Even for the best companies, customers come and go. For this reason, marketing strategies often focus on methods for acquiring new customers. However, such a narrow approach can lock businesses out of other important paths toward sustainable growth.

Generally speaking, the cost of acquiring customers exceeds the cost of retaining existing customers. Therefore, by expanding the scope of your marketing strategy to focus on existing customers, you can increase revenue while minimizing transaction costs and maximizing profits.

Renewing subscriptions, upgrading current customers, up-selling, and similar activities all represent marketing and selling opportunities that you should never ignore. These tactics focus on capitalizing on the value of a customer over the long-run rather than on initial conversions.


In addition to the many customer-retention metrics that directly measure financial performance, you should also assess adoption, an indirect metric. Simply put, the adoption metric relates to the extent to which your customers actually use your products and services after buying them. Adoption means tracking what services or products customers actually “adopt”; tracking this metric allows you to closely follow what aspects of your company consumers are finding beneficial.

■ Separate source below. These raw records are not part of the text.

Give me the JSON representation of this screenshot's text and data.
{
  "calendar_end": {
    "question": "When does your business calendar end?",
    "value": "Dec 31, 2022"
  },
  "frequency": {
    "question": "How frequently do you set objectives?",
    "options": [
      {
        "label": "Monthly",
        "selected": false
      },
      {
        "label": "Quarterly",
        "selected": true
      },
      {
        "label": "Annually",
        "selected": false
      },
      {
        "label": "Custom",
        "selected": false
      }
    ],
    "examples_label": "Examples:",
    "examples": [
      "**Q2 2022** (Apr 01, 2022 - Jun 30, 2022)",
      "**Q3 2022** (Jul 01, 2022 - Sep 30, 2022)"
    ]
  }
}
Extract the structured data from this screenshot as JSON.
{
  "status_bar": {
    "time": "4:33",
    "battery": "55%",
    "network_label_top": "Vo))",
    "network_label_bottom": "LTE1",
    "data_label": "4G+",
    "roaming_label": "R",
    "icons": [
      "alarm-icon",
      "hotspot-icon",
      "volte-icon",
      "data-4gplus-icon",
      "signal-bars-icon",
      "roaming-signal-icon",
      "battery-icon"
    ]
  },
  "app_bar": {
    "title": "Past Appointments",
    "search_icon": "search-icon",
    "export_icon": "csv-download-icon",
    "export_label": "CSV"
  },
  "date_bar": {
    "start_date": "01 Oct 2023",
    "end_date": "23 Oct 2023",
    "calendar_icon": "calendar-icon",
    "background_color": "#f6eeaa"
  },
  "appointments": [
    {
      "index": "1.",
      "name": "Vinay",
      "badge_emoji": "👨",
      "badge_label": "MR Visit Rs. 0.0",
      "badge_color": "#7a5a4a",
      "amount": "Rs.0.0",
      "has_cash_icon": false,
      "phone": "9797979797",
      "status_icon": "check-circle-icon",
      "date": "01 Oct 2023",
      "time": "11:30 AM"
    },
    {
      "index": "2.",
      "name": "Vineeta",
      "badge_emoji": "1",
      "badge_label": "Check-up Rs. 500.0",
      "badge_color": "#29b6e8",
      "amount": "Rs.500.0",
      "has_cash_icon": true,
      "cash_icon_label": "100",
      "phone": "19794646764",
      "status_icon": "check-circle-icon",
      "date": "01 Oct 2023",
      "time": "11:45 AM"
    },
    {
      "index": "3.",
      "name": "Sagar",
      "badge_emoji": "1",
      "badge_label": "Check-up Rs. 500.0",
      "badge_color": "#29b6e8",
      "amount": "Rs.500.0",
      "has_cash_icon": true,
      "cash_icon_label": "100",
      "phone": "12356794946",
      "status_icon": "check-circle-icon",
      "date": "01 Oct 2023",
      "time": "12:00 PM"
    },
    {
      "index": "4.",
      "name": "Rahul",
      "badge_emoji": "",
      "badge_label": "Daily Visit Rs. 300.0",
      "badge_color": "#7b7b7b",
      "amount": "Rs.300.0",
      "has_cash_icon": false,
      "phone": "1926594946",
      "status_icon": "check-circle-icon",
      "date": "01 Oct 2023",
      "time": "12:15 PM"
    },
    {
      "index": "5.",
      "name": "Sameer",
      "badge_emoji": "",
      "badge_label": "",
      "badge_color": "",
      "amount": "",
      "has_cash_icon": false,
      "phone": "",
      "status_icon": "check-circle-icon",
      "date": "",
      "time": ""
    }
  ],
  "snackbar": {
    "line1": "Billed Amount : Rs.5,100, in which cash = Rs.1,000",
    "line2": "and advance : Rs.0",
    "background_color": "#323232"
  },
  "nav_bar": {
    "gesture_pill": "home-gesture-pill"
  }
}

As a customer success metric, adoption can provide vital warning signs. After all, if customers never use what they have bought from you, they may never buy again. Similarly, enthusiasm after a purchase can dwindle, suggesting failed expectations or poor product support.

Optimizing for adoption

While measuring adoption, remember that the metric often depends more on a few particular features rather than a product in general. So, you might find out that optimizing for adoption is easier than it might seem at first.

Optimizing for adoption begins with a thorough assessment of every feature of your product, service, or process. Although this requires both time and effort, it can help you identify one or two factors, out of potentially dozens, cause your customers to “stick” with their purchase.

Moving forward

After completing your study, focus only on the features that you have identified. As a result, you have a fantastic opportunity to increase the bond between your customers and their purchases. As you improve adoption, your best customers will perform better by increasing the quantity and frequency of their orders. Other metrics will naturally also improve.

In conclusion, you can gain a lot by expanding the goals of your marketing strategy beyond customer acquisition. By increasing customer satisfaction and retention rates, you can dramatically reduce your selling costs while capitalizing on the lifetime value of every customer.